> [Description of the task]: Your answer should repeat every line of the records below in which the word "selected" appears.

===== Excerpted records

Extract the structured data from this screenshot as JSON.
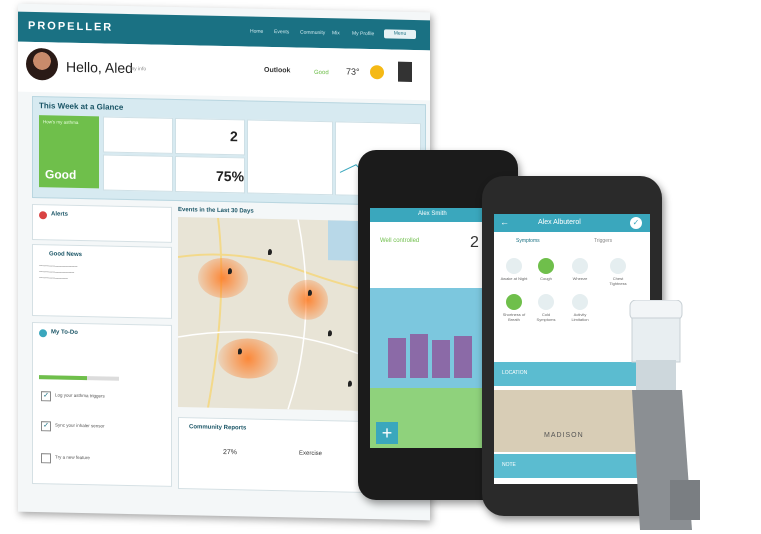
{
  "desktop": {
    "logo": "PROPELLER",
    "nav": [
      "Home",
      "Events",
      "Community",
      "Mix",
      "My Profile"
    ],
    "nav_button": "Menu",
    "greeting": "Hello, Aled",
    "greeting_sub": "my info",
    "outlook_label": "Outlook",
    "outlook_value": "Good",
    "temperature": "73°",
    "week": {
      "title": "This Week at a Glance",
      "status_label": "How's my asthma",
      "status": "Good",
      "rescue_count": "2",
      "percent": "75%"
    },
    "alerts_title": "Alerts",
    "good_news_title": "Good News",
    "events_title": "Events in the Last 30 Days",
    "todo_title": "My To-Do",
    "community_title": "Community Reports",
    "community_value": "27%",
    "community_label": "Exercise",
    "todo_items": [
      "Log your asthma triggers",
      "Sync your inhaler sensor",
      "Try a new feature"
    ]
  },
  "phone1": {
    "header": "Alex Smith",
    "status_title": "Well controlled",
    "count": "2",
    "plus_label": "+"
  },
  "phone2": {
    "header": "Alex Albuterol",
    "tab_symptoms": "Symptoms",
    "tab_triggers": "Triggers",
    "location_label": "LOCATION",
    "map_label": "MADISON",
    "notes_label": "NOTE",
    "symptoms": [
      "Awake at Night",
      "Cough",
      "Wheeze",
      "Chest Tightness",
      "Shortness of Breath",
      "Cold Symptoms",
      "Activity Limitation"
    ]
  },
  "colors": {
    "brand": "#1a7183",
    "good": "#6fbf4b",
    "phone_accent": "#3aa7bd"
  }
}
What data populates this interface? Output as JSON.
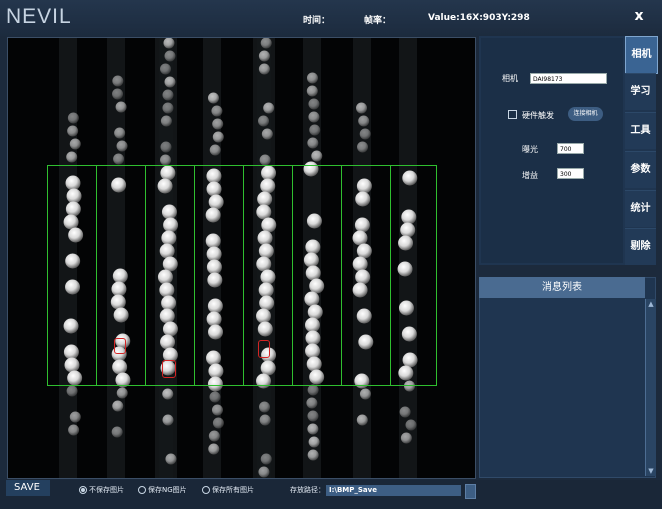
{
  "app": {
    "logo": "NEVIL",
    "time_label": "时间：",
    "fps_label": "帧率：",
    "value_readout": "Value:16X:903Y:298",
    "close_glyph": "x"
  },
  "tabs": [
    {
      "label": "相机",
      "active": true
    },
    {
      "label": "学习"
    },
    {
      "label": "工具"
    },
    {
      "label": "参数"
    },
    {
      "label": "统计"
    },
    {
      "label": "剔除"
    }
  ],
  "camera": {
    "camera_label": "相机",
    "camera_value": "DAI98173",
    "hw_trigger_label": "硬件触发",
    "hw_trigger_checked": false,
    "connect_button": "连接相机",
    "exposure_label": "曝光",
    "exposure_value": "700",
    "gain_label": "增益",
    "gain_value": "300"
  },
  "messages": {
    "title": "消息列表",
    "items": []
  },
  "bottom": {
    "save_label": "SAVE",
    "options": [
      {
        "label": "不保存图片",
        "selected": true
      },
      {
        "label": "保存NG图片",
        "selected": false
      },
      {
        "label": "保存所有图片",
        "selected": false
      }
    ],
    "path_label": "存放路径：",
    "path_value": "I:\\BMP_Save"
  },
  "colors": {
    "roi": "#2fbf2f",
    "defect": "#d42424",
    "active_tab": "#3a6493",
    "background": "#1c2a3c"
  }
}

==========
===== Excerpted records

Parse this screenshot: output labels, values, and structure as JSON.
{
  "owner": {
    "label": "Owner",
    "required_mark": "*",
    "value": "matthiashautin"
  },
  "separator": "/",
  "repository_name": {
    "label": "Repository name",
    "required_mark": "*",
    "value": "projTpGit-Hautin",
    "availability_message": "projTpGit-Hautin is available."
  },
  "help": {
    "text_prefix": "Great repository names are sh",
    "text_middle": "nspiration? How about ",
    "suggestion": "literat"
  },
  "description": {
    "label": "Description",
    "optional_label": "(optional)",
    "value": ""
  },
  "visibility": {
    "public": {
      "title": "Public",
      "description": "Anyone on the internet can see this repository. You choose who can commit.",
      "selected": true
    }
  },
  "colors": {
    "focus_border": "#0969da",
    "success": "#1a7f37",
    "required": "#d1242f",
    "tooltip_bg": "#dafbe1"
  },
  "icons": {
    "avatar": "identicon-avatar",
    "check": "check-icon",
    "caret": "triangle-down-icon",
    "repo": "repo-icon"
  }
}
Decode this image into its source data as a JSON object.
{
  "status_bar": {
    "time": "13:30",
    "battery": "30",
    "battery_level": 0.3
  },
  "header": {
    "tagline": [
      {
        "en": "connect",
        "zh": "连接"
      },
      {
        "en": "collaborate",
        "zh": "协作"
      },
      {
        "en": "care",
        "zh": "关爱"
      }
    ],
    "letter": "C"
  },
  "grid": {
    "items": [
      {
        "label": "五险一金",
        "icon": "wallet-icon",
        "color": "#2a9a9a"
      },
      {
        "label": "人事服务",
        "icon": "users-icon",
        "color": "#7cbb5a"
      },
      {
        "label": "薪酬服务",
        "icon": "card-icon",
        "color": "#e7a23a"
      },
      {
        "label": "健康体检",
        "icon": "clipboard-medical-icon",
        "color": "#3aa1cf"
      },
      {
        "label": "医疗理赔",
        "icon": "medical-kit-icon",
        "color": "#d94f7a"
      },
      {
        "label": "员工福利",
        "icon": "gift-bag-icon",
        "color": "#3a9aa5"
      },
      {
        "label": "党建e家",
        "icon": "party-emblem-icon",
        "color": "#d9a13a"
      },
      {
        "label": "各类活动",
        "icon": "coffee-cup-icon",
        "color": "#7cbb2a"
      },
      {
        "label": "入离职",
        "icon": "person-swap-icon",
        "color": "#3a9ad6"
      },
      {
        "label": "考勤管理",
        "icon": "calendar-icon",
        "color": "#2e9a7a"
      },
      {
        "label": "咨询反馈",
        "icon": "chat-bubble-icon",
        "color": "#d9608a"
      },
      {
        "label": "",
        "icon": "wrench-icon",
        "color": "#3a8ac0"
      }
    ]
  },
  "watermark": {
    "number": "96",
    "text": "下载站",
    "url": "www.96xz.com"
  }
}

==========

> [Worked solution]:
        "selected": true
        "selected": false
        "selected": false
      "selected": true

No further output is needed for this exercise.